Readings: Isaiah 55: 1-3; Romans 8:35, 37-39; Matthew 14:13-21
This week’s Gospel is the famous story of five loaves of bread and a couple of fish. In this account, his disciples suggest that Jesus disperse the crowd of 5,000 because they couldn’t feed them. But Jesus objects and says, “There is no need for them to disperse. Give them something to eat themselves.” All were fed and many of us, over the years, have marveled at the miracle. But in today’s homily, Fr. Healy asks us to consider the possibility that Jesus was showing us that if we share what we have with our brothers and sisters, there will be plenty for all.
Originally delivered on May 6, 1990
Readings: Acts of the Apostles 2:14, 36-41; Peter 2:20-25; John 10:1-10
Again today we hear about the Good Shepherd and his sheep. Fr. Healy invites us to wonder why that one sheep might have left the flock. Could the flock have made it impossible to fit in? But in this day’s readings, we hear that Jesus is the gatekeeper. Others do not the have the right to keep some of the sheep out of the flock.

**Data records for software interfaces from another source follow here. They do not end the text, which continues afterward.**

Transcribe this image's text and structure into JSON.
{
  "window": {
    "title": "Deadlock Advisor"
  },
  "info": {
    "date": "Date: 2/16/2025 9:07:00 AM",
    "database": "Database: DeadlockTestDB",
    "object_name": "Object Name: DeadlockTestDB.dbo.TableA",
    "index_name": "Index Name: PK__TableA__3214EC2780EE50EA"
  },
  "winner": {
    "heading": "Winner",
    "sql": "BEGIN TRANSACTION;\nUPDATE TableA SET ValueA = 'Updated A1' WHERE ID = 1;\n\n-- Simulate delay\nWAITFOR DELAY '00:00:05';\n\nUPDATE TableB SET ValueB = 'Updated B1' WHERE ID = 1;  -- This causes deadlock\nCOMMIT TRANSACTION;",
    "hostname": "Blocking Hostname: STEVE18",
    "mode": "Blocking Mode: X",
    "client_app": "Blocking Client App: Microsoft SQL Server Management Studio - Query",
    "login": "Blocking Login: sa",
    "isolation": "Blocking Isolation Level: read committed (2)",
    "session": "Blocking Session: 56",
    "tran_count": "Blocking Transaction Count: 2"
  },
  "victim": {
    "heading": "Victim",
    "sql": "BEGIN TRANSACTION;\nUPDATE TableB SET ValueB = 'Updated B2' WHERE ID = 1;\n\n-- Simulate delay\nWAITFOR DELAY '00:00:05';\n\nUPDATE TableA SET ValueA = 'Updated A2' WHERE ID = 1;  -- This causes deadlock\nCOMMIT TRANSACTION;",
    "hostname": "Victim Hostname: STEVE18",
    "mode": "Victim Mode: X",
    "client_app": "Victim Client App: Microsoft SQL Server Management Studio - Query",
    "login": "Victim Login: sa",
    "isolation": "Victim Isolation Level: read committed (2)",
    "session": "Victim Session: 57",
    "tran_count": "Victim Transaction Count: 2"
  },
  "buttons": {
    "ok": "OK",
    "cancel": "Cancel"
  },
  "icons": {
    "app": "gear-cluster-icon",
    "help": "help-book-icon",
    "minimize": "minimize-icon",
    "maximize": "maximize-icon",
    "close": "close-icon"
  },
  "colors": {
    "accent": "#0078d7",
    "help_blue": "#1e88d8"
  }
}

Therefore, we have a responsibility to be like Jesus and always welcome others, and perhaps especially, the one sheep that has wondered off because of how the flock treats him or her.
Originally delivered on April 25, 1993
Originally delivered on January 4, 1987
Readings: Isaiah 60:1-6; Ephesians 3:2-3, 5-6; Matthew 2:1-12
In this homily on the Feast of the Epiphany, we hear that that most important line from the three readings is “God’s secret plan, as I have briefly described it, was revealed by the Spirit to the holy apostles and prophets. It is no less than this: in Christ Jesus the Gentiles are now co-heirs with the Jews, members of the same body and sharers of the promise through the preaching of the gospel.” As co-heirs, we must ask ourselves if we’ve also accepted the responsibility of sacrificing what we could have to ensure that our sisters and brothers have a place at the table? Welcoming all, but especially the refugees and other foreigners, like the wise men were welcomed by the baby Jesus, is what we are called to do as Christians.
21st Sunday in Ordinary Time
Readings: Isaiah 66: 18-21; Hebrews 12: 5-7, 11-13; Luke 13: 22-30
Originally delivered on August 27, 1989
Fr. Healy begins his homily with a funny story about the Holy Ghost Fathers. He reminds us that in today’s gospel, we are called to see everyone as part of the family of God. This is the vision of Jesus. Everyone is in, especially those that perhaps we would want to count out. Fr. Healy then brings the message to the current time by discussing the issues and laws that seem to count some people out. As followers of Jesus, therefore, we must stand up against those things that hurt our brothers and sisters.